#### Problem to solve:
Repeat every line of the data exactly; the pictures stay out.

──────────

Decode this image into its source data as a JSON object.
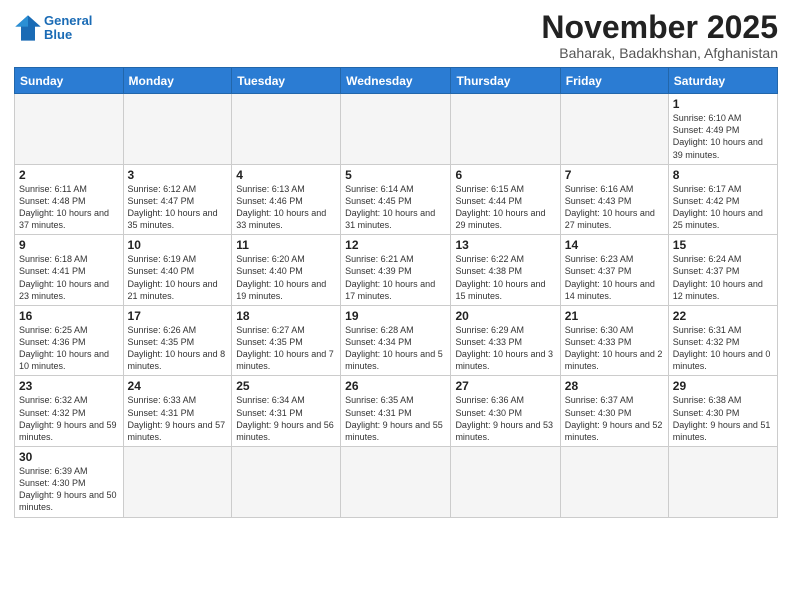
{
  "logo": {
    "line1": "General",
    "line2": "Blue"
  },
  "header": {
    "month": "November 2025",
    "location": "Baharak, Badakhshan, Afghanistan"
  },
  "weekdays": [
    "Sunday",
    "Monday",
    "Tuesday",
    "Wednesday",
    "Thursday",
    "Friday",
    "Saturday"
  ],
  "days": [
    {
      "date": null,
      "info": ""
    },
    {
      "date": null,
      "info": ""
    },
    {
      "date": null,
      "info": ""
    },
    {
      "date": null,
      "info": ""
    },
    {
      "date": null,
      "info": ""
    },
    {
      "date": null,
      "info": ""
    },
    {
      "date": "1",
      "info": "Sunrise: 6:10 AM\nSunset: 4:49 PM\nDaylight: 10 hours\nand 39 minutes."
    },
    {
      "date": "2",
      "info": "Sunrise: 6:11 AM\nSunset: 4:48 PM\nDaylight: 10 hours\nand 37 minutes."
    },
    {
      "date": "3",
      "info": "Sunrise: 6:12 AM\nSunset: 4:47 PM\nDaylight: 10 hours\nand 35 minutes."
    },
    {
      "date": "4",
      "info": "Sunrise: 6:13 AM\nSunset: 4:46 PM\nDaylight: 10 hours\nand 33 minutes."
    },
    {
      "date": "5",
      "info": "Sunrise: 6:14 AM\nSunset: 4:45 PM\nDaylight: 10 hours\nand 31 minutes."
    },
    {
      "date": "6",
      "info": "Sunrise: 6:15 AM\nSunset: 4:44 PM\nDaylight: 10 hours\nand 29 minutes."
    },
    {
      "date": "7",
      "info": "Sunrise: 6:16 AM\nSunset: 4:43 PM\nDaylight: 10 hours\nand 27 minutes."
    },
    {
      "date": "8",
      "info": "Sunrise: 6:17 AM\nSunset: 4:42 PM\nDaylight: 10 hours\nand 25 minutes."
    },
    {
      "date": "9",
      "info": "Sunrise: 6:18 AM\nSunset: 4:41 PM\nDaylight: 10 hours\nand 23 minutes."
    },
    {
      "date": "10",
      "info": "Sunrise: 6:19 AM\nSunset: 4:40 PM\nDaylight: 10 hours\nand 21 minutes."
    },
    {
      "date": "11",
      "info": "Sunrise: 6:20 AM\nSunset: 4:40 PM\nDaylight: 10 hours\nand 19 minutes."
    },
    {
      "date": "12",
      "info": "Sunrise: 6:21 AM\nSunset: 4:39 PM\nDaylight: 10 hours\nand 17 minutes."
    },
    {
      "date": "13",
      "info": "Sunrise: 6:22 AM\nSunset: 4:38 PM\nDaylight: 10 hours\nand 15 minutes."
    },
    {
      "date": "14",
      "info": "Sunrise: 6:23 AM\nSunset: 4:37 PM\nDaylight: 10 hours\nand 14 minutes."
    },
    {
      "date": "15",
      "info": "Sunrise: 6:24 AM\nSunset: 4:37 PM\nDaylight: 10 hours\nand 12 minutes."
    },
    {
      "date": "16",
      "info": "Sunrise: 6:25 AM\nSunset: 4:36 PM\nDaylight: 10 hours\nand 10 minutes."
    },
    {
      "date": "17",
      "info": "Sunrise: 6:26 AM\nSunset: 4:35 PM\nDaylight: 10 hours\nand 8 minutes."
    },
    {
      "date": "18",
      "info": "Sunrise: 6:27 AM\nSunset: 4:35 PM\nDaylight: 10 hours\nand 7 minutes."
    },
    {
      "date": "19",
      "info": "Sunrise: 6:28 AM\nSunset: 4:34 PM\nDaylight: 10 hours\nand 5 minutes."
    },
    {
      "date": "20",
      "info": "Sunrise: 6:29 AM\nSunset: 4:33 PM\nDaylight: 10 hours\nand 3 minutes."
    },
    {
      "date": "21",
      "info": "Sunrise: 6:30 AM\nSunset: 4:33 PM\nDaylight: 10 hours\nand 2 minutes."
    },
    {
      "date": "22",
      "info": "Sunrise: 6:31 AM\nSunset: 4:32 PM\nDaylight: 10 hours\nand 0 minutes."
    },
    {
      "date": "23",
      "info": "Sunrise: 6:32 AM\nSunset: 4:32 PM\nDaylight: 9 hours\nand 59 minutes."
    },
    {
      "date": "24",
      "info": "Sunrise: 6:33 AM\nSunset: 4:31 PM\nDaylight: 9 hours\nand 57 minutes."
    },
    {
      "date": "25",
      "info": "Sunrise: 6:34 AM\nSunset: 4:31 PM\nDaylight: 9 hours\nand 56 minutes."
    },
    {
      "date": "26",
      "info": "Sunrise: 6:35 AM\nSunset: 4:31 PM\nDaylight: 9 hours\nand 55 minutes."
    },
    {
      "date": "27",
      "info": "Sunrise: 6:36 AM\nSunset: 4:30 PM\nDaylight: 9 hours\nand 53 minutes."
    },
    {
      "date": "28",
      "info": "Sunrise: 6:37 AM\nSunset: 4:30 PM\nDaylight: 9 hours\nand 52 minutes."
    },
    {
      "date": "29",
      "info": "Sunrise: 6:38 AM\nSunset: 4:30 PM\nDaylight: 9 hours\nand 51 minutes."
    },
    {
      "date": "30",
      "info": "Sunrise: 6:39 AM\nSunset: 4:30 PM\nDaylight: 9 hours\nand 50 minutes."
    },
    {
      "date": null,
      "info": ""
    },
    {
      "date": null,
      "info": ""
    },
    {
      "date": null,
      "info": ""
    },
    {
      "date": null,
      "info": ""
    },
    {
      "date": null,
      "info": ""
    },
    {
      "date": null,
      "info": ""
    }
  ]
}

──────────

#### Completed task:
Decode this image into its source data as a JSON object.
{
  "logo": {
    "line1": "General",
    "line2": "Blue"
  },
  "header": {
    "month": "November 2025",
    "location": "Baharak, Badakhshan, Afghanistan"
  },
  "weekdays": [
    "Sunday",
    "Monday",
    "Tuesday",
    "Wednesday",
    "Thursday",
    "Friday",
    "Saturday"
  ],
  "days": [
    {
      "date": null,
      "info": ""
    },
    {
      "date": null,
      "info": ""
    },
    {
      "date": null,
      "info": ""
    },
    {
      "date": null,
      "info": ""
    },
    {
      "date": null,
      "info": ""
    },
    {
      "date": null,
      "info": ""
    },
    {
      "date": "1",
      "info": "Sunrise: 6:10 AM\nSunset: 4:49 PM\nDaylight: 10 hours\nand 39 minutes."
    },
    {
      "date": "2",
      "info": "Sunrise: 6:11 AM\nSunset: 4:48 PM\nDaylight: 10 hours\nand 37 minutes."
    },
    {
      "date": "3",
      "info": "Sunrise: 6:12 AM\nSunset: 4:47 PM\nDaylight: 10 hours\nand 35 minutes."
    },
    {
      "date": "4",
      "info": "Sunrise: 6:13 AM\nSunset: 4:46 PM\nDaylight: 10 hours\nand 33 minutes."
    },
    {
      "date": "5",
      "info": "Sunrise: 6:14 AM\nSunset: 4:45 PM\nDaylight: 10 hours\nand 31 minutes."
    },
    {
      "date": "6",
      "info": "Sunrise: 6:15 AM\nSunset: 4:44 PM\nDaylight: 10 hours\nand 29 minutes."
    },
    {
      "date": "7",
      "info": "Sunrise: 6:16 AM\nSunset: 4:43 PM\nDaylight: 10 hours\nand 27 minutes."
    },
    {
      "date": "8",
      "info": "Sunrise: 6:17 AM\nSunset: 4:42 PM\nDaylight: 10 hours\nand 25 minutes."
    },
    {
      "date": "9",
      "info": "Sunrise: 6:18 AM\nSunset: 4:41 PM\nDaylight: 10 hours\nand 23 minutes."
    },
    {
      "date": "10",
      "info": "Sunrise: 6:19 AM\nSunset: 4:40 PM\nDaylight: 10 hours\nand 21 minutes."
    },
    {
      "date": "11",
      "info": "Sunrise: 6:20 AM\nSunset: 4:40 PM\nDaylight: 10 hours\nand 19 minutes."
    },
    {
      "date": "12",
      "info": "Sunrise: 6:21 AM\nSunset: 4:39 PM\nDaylight: 10 hours\nand 17 minutes."
    },
    {
      "date": "13",
      "info": "Sunrise: 6:22 AM\nSunset: 4:38 PM\nDaylight: 10 hours\nand 15 minutes."
    },
    {
      "date": "14",
      "info": "Sunrise: 6:23 AM\nSunset: 4:37 PM\nDaylight: 10 hours\nand 14 minutes."
    },
    {
      "date": "15",
      "info": "Sunrise: 6:24 AM\nSunset: 4:37 PM\nDaylight: 10 hours\nand 12 minutes."
    },
    {
      "date": "16",
      "info": "Sunrise: 6:25 AM\nSunset: 4:36 PM\nDaylight: 10 hours\nand 10 minutes."
    },
    {
      "date": "17",
      "info": "Sunrise: 6:26 AM\nSunset: 4:35 PM\nDaylight: 10 hours\nand 8 minutes."
    },
    {
      "date": "18",
      "info": "Sunrise: 6:27 AM\nSunset: 4:35 PM\nDaylight: 10 hours\nand 7 minutes."
    },
    {
      "date": "19",
      "info": "Sunrise: 6:28 AM\nSunset: 4:34 PM\nDaylight: 10 hours\nand 5 minutes."
    },
    {
      "date": "20",
      "info": "Sunrise: 6:29 AM\nSunset: 4:33 PM\nDaylight: 10 hours\nand 3 minutes."
    },
    {
      "date": "21",
      "info": "Sunrise: 6:30 AM\nSunset: 4:33 PM\nDaylight: 10 hours\nand 2 minutes."
    },
    {
      "date": "22",
      "info": "Sunrise: 6:31 AM\nSunset: 4:32 PM\nDaylight: 10 hours\nand 0 minutes."
    },
    {
      "date": "23",
      "info": "Sunrise: 6:32 AM\nSunset: 4:32 PM\nDaylight: 9 hours\nand 59 minutes."
    },
    {
      "date": "24",
      "info": "Sunrise: 6:33 AM\nSunset: 4:31 PM\nDaylight: 9 hours\nand 57 minutes."
    },
    {
      "date": "25",
      "info": "Sunrise: 6:34 AM\nSunset: 4:31 PM\nDaylight: 9 hours\nand 56 minutes."
    },
    {
      "date": "26",
      "info": "Sunrise: 6:35 AM\nSunset: 4:31 PM\nDaylight: 9 hours\nand 55 minutes."
    },
    {
      "date": "27",
      "info": "Sunrise: 6:36 AM\nSunset: 4:30 PM\nDaylight: 9 hours\nand 53 minutes."
    },
    {
      "date": "28",
      "info": "Sunrise: 6:37 AM\nSunset: 4:30 PM\nDaylight: 9 hours\nand 52 minutes."
    },
    {
      "date": "29",
      "info": "Sunrise: 6:38 AM\nSunset: 4:30 PM\nDaylight: 9 hours\nand 51 minutes."
    },
    {
      "date": "30",
      "info": "Sunrise: 6:39 AM\nSunset: 4:30 PM\nDaylight: 9 hours\nand 50 minutes."
    },
    {
      "date": null,
      "info": ""
    },
    {
      "date": null,
      "info": ""
    },
    {
      "date": null,
      "info": ""
    },
    {
      "date": null,
      "info": ""
    },
    {
      "date": null,
      "info": ""
    },
    {
      "date": null,
      "info": ""
    }
  ]
}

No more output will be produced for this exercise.